We woke up on January 1st, 2018, ready to start fresh. I talked with my partner Elena (will refer to her as Blanca, Blanc) about an idea I had to travel the world and document various sites. I didn’t know how or where I’d start, but I had hope. She came in with clutch advice. Start locally. Haha, what an obvious concept, but I had clearly missed it. Her background and discipline are in business administration. On the other hand, I have ambitions and dreams, but I can’t see the steps, sometimes only the finished product. So I told her we would get started exploring at the beginning of the new year. We loaded up the Fj (I’m soo happy I have my dream truck…another story), got gas, and hit the I-17. Blanc was curious as to where we were going, but I told her it was a surprise. Lol, in all honesty, I didn’t know where we were going… I’M NOT A PLANNER! I had looked up a few National Monuments on google and wanted to check one out but was unsure. Anyway, we made it to Flagstaff, and I pulled into a gas station. I found the directions to anything close, and Walnut Canyon came up. We showed up, and I think it was my first time visiting a National Monument to my knowledge.

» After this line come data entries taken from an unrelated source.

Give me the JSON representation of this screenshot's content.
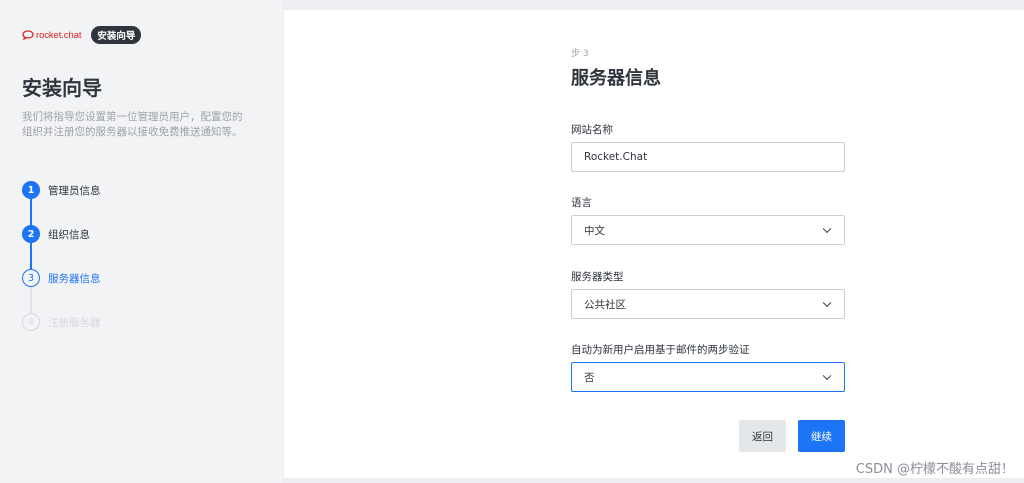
{
  "sidebar": {
    "logo_text": "rocket.chat",
    "badge": "安装向导",
    "title": "安装向导",
    "description": "我们将指导您设置第一位管理员用户，配置您的组织并注册您的服务器以接收免费推送通知等。",
    "steps": [
      {
        "number": "1",
        "label": "管理员信息",
        "state": "done"
      },
      {
        "number": "2",
        "label": "组织信息",
        "state": "done"
      },
      {
        "number": "3",
        "label": "服务器信息",
        "state": "active"
      },
      {
        "number": "4",
        "label": "注册服务器",
        "state": "pending"
      }
    ]
  },
  "form": {
    "step_caption": "步 3",
    "title": "服务器信息",
    "fields": [
      {
        "label": "网站名称",
        "value": "Rocket.Chat",
        "type": "text"
      },
      {
        "label": "语言",
        "value": "中文",
        "type": "select"
      },
      {
        "label": "服务器类型",
        "value": "公共社区",
        "type": "select"
      },
      {
        "label": "自动为新用户启用基于邮件的两步验证",
        "value": "否",
        "type": "select"
      }
    ],
    "back_label": "返回",
    "next_label": "继续"
  },
  "watermark": "CSDN @柠檬不酸有点甜！",
  "colors": {
    "accent": "#1d74f5",
    "brand": "#db2323",
    "text": "#2f343d",
    "muted": "#9ea2a8"
  }
}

Now I have had an interest in cliff dwellings, especially with our view of the “primitive natives.” I was disappointed that I assumed I needed to go to Colorado to see Mesa Verde or something first. This trip opened my eyes up for sure. We paid the admission and began to make our way through the glass doors. Panic immediately set in. Maybe it’s because it was the first day of a 3 day fast to start my New Year spiritually right, or because I’m terrified of heights. I was in an embarrassing amount of panic. Blanc tried to calm me down, but I felt like the area was trying to pull me in. I wasn’t ready to die.
I told her I was going to stay there and let her explore instead. She kinda laughed, but after a while, she convinced me, and I made my descent. It was so beautiful, no lie! I was still panicking, but a sense of awe began to set in. The whole mountain area was full of cliff dwellings. I had assumed it was one section. I was wrong—layers on top of layers of identical dwellings. The first thought that came to my mind was how? I have a background in construction. When I was 19, I dropped out of college, majoring in early childhood education. Now I’m no master builder, but I worked hard and learned from on the job training and shadowing city inspectors daily. One thought that popped into my head was, are these an early form of track homes?

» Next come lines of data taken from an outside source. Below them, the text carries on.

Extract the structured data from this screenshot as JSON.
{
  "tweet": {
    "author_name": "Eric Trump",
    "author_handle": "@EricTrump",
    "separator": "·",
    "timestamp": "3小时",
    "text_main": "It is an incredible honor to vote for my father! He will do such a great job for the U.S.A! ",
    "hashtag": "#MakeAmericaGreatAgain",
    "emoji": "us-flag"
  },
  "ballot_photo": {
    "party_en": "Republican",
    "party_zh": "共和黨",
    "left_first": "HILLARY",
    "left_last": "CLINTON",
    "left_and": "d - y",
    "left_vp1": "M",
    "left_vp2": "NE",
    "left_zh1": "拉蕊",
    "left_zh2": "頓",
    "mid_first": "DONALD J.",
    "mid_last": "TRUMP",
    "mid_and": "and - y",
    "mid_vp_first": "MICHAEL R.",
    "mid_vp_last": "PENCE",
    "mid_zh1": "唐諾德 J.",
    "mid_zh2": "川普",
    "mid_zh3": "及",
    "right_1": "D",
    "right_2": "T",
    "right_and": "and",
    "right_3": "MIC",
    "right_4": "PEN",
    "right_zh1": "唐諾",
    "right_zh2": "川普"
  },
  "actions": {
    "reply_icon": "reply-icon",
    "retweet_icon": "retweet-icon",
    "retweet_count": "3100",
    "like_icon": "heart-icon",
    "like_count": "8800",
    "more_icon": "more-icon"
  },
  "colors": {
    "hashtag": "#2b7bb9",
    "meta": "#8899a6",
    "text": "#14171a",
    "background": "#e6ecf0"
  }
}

(I knew I needed to compare a few other sites before coming to a conclusion.) I began to think they couldn’t have just arrived and started building, was there a master blueprint? Did they start from the top or bottom? How did they find this place? There are theories, but to me, some are shallow and are contradictory. It is possible water did erode the cliffs at this location but all the levels in almost perfect rows? I decided I found a good project to begin researching—Cliff dwellings of American Natives. Like the natives, I had almost divinely been led to the right spot for some reason on that day. I decided I would start a new project. I would document, compare, and research various sites across the American Southwest. We continued to hike around the canyon and take in the magnitude of the structures. I was still petrified, unfortunately, so I walked as briskly as I could.
It really was surreal to be in the area that they lived in like that. I was even more convinced that our view of the natives was incorrect. We made our way back up to the shop area, and I decided I would want to get a passport book to stamp all the sites I traveled to.

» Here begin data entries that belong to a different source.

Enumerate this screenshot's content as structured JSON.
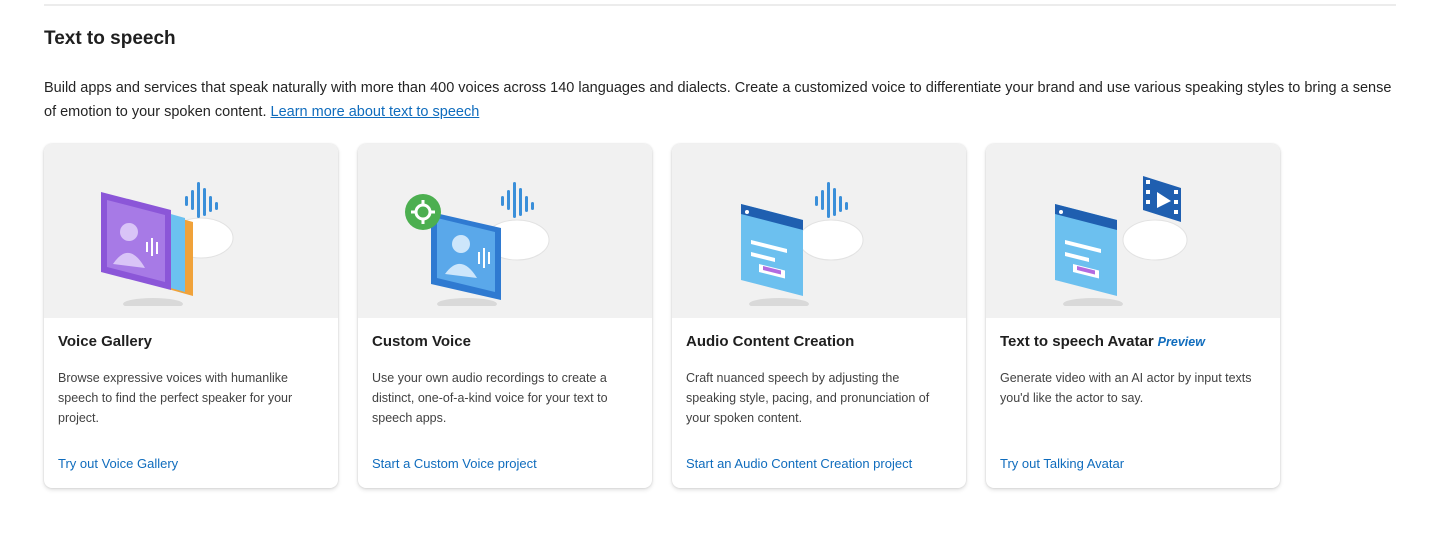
{
  "section": {
    "title": "Text to speech",
    "description": "Build apps and services that speak naturally with more than 400 voices across 140 languages and dialects. Create a customized voice to differentiate your brand and use various speaking styles to bring a sense of emotion to your spoken content.",
    "learn_more_link": "Learn more about text to speech"
  },
  "cards": [
    {
      "title": "Voice Gallery",
      "description": "Browse expressive voices with humanlike speech to find the perfect speaker for your project.",
      "link": "Try out Voice Gallery",
      "illustration": "voice-gallery-illustration"
    },
    {
      "title": "Custom Voice",
      "description": "Use your own audio recordings to create a distinct, one-of-a-kind voice for your text to speech apps.",
      "link": "Start a Custom Voice project",
      "illustration": "custom-voice-illustration"
    },
    {
      "title": "Audio Content Creation",
      "description": "Craft nuanced speech by adjusting the speaking style, pacing, and pronunciation of your spoken content.",
      "link": "Start an Audio Content Creation project",
      "illustration": "audio-content-creation-illustration"
    },
    {
      "title": "Text to speech Avatar",
      "badge": "Preview",
      "description": "Generate video with an AI actor by input texts you'd like the actor to say.",
      "link": "Try out Talking Avatar",
      "illustration": "talking-avatar-illustration"
    }
  ],
  "colors": {
    "link": "#0f6cbd",
    "card_media_bg": "#f1f1f1"
  }
}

I would also suggest doing that it’s a fun way to document your trips to the National Monuments. Also, get the park pass if you do it saves you money in the long run, and it allows guests to get in for free with you. I found some cool patches to begin my collection on the Fj ceiling from places I traveled.We drove to downtown Flag, walked around, checked out local shops, then we hit the road. All in all, it was a great day. It really was the perfect trip to start out the exploration aspects of Quest for Knowledge. If the superstition has any credence, we should be in for a good year! Until next time, so long.
Copyright 2018. Quest for Knowledge